It illustrates that _with an anti-natalist government policy_ large drops in TFR are sustainable in short periods. Sustained high TFRs (against predictions) elsewhere demonstrate that drops can’t be taken for granted, nor should they be assumed as axiomatic.
There are a lot of other areas of discussion here, and a large number of implicit assumption that are neither stated nor defended, and if I have time I’ll come back to discuss a few.
If you don’t have time to read Connelly’s Fatal Misconception or can’t find Mamdani’s Myth of Population Control, then you can a quick update on the intellectual history of overpopulation scare here (gated) : http://dx.doi.org/10.1017/S1740022806003019
For an introduction to why no one knows the total population of Nigeria, read more here (ungated): http://www.sfu.ca/content/dam/sfu/internationalstudies/documents/swp/WP13.pdf

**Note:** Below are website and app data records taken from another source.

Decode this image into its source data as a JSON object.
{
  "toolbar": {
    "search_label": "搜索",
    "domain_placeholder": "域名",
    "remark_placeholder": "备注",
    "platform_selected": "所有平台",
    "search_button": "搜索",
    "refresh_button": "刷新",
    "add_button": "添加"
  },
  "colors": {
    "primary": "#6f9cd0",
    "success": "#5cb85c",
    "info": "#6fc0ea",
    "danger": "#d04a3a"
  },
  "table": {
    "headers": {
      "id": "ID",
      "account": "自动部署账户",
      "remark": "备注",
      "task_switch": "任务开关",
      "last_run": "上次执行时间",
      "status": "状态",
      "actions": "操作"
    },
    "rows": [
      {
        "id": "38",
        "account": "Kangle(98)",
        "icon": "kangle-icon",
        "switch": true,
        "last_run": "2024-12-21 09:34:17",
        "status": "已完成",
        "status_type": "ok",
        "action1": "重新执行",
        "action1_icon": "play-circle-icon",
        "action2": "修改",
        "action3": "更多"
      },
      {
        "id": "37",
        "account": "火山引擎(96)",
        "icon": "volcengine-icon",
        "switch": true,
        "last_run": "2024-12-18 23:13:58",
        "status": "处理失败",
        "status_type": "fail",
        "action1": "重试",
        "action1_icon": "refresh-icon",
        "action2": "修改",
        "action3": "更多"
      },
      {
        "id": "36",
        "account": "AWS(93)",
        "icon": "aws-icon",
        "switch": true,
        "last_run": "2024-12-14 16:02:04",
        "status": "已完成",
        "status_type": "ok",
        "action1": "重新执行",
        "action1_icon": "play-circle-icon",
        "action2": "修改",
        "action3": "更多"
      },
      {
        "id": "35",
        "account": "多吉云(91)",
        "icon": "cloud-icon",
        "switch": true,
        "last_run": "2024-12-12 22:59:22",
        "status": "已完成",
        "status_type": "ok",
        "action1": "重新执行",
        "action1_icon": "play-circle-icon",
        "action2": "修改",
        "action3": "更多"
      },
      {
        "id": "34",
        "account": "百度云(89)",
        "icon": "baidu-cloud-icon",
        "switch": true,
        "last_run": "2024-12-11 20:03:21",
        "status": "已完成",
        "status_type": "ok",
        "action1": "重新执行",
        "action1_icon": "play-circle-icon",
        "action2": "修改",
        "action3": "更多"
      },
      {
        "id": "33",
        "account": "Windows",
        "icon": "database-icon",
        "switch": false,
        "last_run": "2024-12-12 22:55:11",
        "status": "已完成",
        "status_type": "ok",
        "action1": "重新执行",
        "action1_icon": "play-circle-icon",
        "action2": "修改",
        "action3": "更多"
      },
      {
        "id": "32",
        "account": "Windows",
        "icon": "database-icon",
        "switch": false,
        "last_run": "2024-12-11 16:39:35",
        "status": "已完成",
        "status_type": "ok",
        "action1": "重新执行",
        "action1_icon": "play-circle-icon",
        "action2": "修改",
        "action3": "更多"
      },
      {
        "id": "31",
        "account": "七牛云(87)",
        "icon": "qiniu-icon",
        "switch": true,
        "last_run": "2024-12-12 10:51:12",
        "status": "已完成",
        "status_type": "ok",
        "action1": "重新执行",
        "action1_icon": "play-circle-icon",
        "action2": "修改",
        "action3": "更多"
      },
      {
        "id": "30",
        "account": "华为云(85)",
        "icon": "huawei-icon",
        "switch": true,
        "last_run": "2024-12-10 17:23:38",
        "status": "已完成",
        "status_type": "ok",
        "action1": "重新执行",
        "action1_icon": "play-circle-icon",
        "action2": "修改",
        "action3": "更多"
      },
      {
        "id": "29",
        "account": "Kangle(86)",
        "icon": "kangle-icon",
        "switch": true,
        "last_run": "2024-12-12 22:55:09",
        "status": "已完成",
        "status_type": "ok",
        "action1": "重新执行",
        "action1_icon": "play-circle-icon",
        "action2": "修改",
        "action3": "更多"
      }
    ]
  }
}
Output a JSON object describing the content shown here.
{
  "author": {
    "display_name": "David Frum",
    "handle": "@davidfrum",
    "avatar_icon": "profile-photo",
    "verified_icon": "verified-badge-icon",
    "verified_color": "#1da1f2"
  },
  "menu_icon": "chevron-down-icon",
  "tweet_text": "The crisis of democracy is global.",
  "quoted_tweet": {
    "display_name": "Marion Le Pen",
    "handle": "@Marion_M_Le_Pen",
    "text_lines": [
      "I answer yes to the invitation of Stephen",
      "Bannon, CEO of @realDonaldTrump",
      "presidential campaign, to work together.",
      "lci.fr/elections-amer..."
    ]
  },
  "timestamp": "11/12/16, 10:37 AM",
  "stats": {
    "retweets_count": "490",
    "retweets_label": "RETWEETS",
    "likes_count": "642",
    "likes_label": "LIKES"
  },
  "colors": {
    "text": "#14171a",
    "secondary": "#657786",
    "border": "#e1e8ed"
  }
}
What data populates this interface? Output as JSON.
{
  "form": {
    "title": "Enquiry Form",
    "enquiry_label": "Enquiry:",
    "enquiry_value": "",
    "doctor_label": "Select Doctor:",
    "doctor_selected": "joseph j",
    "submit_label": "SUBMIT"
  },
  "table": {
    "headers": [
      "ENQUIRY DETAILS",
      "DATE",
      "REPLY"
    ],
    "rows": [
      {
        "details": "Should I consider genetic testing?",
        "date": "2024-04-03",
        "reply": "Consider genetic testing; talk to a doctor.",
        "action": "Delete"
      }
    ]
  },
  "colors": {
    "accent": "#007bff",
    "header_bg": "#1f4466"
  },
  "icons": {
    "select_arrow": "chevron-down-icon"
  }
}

better to talk about population growth as related to proportion of land (rights/use/etc.) for each human…imagine…a human being born that does not have a space to be at for self….
I was actually just debating that article with my colleagues at the American University of Nigeria today. With your gentle encouragement, I’ve written a few of my notes from my development course on the subject at my blog.
I’m glad that Kenny’s FP article acknowledges concerns about sustainability, albeit briefly and at the end. Malthus is quite commonly used as a straw man. Economists often dispose of Malthus’s outdated model (with ample justification), and all-too-often then go on to claim that concerns about the global environment are thereby overblown and regressive (without ample justification).
Kenny also makes the point that it is overconsumption, rather than overpopulation, which should concern us. He is correct inasmuch as to say that the environmental footprint of an average African is far smaller than an average American. But if we hope to improve living standards for the worlds poorest, and unless we can reduce the environmental footprint of consumption dramatically, it is hard to imagine a world in which 10 billion people can survive and thrive without degrading the resource base that sustains them — ultimately undermining development.
Given looming climate and other environmental change, I think its safe to say that we’re already heading down such a road. And given that people have never before had so much influence on the natural processes that sustain us, the past is probably not a good guide to the future. Furthermore, the impacts of global environmental change are likely to be quite regressive.
I’m not necessarily getting behind any particular solutions here, and I certainly don’t blame the poor for global environmental problems. Just the opposite. But cheering global population growth seems like one is simply taking the rebuttal of a bad argument (Malthusianism as originally outlined) way way too far.
“Good Intentions Are Not Enough” had a nice overview on this a while ago: http://goodintents.org/aid-debates/7-billion-people-debate